**Activity**
Among the entries below, find all lines that include "area" and copy them.

**Exercise material**
..........

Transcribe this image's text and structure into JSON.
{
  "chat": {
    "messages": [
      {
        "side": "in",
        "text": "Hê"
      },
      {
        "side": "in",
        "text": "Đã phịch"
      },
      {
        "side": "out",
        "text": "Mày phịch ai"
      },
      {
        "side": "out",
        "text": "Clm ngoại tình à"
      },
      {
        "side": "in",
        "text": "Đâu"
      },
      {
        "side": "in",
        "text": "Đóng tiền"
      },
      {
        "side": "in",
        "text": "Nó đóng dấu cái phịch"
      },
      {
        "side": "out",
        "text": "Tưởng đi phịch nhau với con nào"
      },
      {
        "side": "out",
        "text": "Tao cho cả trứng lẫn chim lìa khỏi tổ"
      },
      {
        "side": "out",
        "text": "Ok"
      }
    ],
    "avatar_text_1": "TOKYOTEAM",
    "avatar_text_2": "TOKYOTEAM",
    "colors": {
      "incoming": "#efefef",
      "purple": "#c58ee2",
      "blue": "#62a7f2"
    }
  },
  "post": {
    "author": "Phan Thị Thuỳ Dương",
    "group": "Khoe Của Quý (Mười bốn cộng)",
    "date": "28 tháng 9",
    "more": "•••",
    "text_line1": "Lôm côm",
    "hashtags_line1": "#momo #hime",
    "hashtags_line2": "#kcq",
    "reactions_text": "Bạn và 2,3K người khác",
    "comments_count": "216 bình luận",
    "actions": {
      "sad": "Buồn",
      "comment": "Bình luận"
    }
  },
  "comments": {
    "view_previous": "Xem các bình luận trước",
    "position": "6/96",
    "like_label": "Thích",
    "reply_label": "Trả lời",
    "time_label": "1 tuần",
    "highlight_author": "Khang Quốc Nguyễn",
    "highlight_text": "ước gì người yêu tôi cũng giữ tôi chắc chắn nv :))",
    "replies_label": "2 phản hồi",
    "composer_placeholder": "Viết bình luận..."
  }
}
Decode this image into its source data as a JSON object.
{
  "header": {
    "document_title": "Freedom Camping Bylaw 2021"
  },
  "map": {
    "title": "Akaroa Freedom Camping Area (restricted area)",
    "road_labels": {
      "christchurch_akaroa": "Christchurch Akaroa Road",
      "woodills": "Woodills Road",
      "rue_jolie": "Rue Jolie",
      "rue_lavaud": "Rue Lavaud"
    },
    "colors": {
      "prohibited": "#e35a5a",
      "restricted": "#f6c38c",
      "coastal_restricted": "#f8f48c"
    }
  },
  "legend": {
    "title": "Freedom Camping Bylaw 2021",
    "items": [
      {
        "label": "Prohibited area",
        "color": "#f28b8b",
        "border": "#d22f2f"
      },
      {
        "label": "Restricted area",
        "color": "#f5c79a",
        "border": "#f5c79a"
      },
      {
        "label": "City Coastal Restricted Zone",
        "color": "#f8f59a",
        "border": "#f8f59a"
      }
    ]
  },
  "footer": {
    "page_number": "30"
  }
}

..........

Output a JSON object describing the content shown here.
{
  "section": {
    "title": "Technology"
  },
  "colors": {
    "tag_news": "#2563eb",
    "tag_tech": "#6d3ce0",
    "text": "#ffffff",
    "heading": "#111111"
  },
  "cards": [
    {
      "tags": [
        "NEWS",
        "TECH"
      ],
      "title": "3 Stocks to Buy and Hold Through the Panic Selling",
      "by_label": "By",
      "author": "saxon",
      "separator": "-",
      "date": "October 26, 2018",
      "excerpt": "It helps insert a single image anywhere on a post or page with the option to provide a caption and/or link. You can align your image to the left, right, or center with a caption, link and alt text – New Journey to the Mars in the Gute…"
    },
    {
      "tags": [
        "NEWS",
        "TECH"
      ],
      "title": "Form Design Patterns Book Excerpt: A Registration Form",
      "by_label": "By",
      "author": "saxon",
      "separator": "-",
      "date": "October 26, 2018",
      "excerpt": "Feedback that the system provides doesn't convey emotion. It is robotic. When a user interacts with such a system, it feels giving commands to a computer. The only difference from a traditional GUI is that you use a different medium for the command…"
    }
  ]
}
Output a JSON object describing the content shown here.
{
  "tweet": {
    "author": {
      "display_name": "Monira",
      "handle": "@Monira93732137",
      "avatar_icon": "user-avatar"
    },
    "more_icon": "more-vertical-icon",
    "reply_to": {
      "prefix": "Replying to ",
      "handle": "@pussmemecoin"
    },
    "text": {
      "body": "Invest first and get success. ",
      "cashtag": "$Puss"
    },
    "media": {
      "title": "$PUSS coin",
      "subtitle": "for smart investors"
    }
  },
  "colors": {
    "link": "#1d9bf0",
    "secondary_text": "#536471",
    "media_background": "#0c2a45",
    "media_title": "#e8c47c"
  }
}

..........

**Task output**
    "title": "Akaroa Freedom Camping Area (restricted area)",
        "label": "Prohibited area",
        "label": "Restricted area",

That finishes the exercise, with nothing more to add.